» WHAT THE TASK REQUIRES: From the records, return each line that has the word "dvdrental" in it.

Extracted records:
━━━━━━━━━━

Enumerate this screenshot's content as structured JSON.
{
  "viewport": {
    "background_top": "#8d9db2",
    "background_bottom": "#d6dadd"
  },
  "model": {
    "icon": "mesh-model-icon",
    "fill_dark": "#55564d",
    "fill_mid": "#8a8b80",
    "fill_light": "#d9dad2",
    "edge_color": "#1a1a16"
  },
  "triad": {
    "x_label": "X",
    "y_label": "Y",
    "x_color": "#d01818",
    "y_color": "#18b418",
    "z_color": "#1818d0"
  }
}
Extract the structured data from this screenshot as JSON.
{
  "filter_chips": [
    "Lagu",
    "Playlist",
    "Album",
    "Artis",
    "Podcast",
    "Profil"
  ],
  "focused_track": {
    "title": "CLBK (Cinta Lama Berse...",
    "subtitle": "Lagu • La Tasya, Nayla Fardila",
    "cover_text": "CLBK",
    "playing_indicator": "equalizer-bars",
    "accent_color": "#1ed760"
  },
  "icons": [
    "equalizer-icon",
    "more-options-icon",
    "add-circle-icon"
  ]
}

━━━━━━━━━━

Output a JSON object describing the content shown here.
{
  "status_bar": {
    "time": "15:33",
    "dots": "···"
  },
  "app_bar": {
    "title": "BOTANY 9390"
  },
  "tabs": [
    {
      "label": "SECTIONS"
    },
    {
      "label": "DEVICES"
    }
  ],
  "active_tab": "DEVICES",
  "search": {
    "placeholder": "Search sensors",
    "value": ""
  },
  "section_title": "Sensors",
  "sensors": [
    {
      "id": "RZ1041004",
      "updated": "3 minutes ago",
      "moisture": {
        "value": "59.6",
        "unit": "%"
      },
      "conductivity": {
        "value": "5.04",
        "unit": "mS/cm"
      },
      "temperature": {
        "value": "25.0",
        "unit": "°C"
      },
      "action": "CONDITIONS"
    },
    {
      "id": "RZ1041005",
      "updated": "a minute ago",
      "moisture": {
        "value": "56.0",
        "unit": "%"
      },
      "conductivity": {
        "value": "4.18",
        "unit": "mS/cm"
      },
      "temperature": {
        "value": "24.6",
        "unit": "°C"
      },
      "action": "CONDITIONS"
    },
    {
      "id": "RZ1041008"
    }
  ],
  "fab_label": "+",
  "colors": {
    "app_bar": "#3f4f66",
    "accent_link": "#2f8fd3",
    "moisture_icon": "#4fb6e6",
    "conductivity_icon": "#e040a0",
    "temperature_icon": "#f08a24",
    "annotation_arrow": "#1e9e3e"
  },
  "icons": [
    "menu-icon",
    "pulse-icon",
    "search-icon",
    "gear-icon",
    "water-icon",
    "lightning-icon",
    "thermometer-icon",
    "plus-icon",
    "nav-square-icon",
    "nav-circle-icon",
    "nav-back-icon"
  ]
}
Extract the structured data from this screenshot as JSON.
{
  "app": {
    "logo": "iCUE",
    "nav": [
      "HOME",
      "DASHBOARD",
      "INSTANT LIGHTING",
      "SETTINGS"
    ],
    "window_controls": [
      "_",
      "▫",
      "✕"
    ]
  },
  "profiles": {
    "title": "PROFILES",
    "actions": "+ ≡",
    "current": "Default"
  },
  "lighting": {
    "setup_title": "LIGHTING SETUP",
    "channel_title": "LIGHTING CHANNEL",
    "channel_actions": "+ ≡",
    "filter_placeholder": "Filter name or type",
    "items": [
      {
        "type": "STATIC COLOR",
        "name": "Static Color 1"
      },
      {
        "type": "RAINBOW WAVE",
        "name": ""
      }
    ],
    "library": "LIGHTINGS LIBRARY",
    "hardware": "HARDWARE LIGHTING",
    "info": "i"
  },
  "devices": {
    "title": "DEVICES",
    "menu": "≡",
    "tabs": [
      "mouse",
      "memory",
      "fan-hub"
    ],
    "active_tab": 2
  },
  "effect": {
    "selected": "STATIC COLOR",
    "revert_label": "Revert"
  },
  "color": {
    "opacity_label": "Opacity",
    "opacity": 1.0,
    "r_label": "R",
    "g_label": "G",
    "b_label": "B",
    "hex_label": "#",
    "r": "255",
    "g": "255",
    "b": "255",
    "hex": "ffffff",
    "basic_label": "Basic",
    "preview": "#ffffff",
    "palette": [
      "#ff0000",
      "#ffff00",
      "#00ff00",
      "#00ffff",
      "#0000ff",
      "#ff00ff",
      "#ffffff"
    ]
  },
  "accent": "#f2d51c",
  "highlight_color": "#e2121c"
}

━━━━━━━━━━

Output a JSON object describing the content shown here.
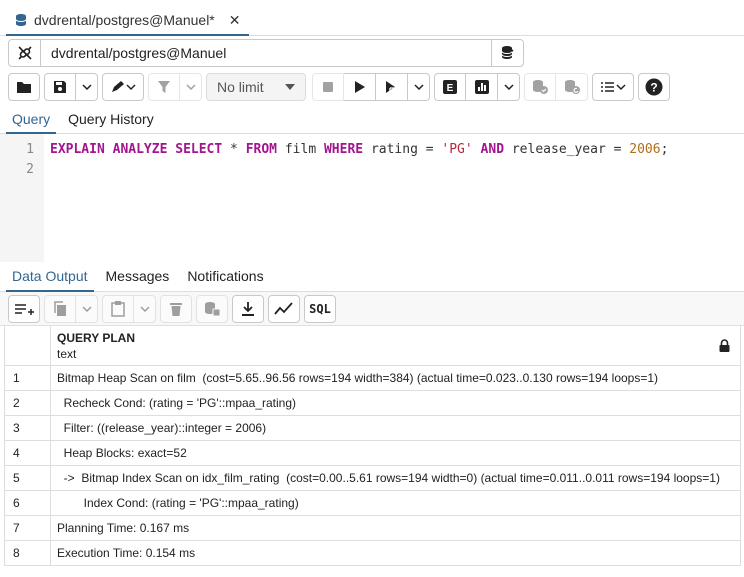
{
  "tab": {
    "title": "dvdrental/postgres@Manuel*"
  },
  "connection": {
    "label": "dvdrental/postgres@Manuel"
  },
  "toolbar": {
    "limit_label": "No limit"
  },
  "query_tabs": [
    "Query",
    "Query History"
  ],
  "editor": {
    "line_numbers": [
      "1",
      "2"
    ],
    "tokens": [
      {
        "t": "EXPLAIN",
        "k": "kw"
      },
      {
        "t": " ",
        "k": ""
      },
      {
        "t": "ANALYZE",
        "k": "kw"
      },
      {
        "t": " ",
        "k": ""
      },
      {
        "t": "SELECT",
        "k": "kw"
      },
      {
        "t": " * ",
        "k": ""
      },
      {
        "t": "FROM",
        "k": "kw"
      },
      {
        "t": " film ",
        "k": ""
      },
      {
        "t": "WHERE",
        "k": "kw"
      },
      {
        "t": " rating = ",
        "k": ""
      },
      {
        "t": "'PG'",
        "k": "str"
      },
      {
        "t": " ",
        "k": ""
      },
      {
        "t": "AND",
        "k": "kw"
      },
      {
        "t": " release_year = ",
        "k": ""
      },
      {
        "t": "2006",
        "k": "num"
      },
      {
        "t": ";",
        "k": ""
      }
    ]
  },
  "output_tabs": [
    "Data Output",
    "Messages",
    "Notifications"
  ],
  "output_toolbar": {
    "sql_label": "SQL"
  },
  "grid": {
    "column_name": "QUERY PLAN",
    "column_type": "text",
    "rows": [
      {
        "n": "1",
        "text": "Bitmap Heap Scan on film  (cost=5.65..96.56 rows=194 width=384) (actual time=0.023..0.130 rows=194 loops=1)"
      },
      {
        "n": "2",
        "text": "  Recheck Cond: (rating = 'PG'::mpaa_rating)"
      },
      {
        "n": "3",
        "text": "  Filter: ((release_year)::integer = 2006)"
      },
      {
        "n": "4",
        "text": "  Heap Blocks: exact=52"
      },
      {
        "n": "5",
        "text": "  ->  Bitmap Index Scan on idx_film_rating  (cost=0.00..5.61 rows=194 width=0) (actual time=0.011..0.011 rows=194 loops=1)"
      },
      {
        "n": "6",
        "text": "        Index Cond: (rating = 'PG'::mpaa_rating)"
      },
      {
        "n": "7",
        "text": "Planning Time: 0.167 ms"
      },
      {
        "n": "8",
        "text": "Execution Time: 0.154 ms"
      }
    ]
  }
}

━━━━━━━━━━

» SOLUTION TO THIS EXERCISE:
    "title": "dvdrental/postgres@Manuel*"
    "label": "dvdrental/postgres@Manuel"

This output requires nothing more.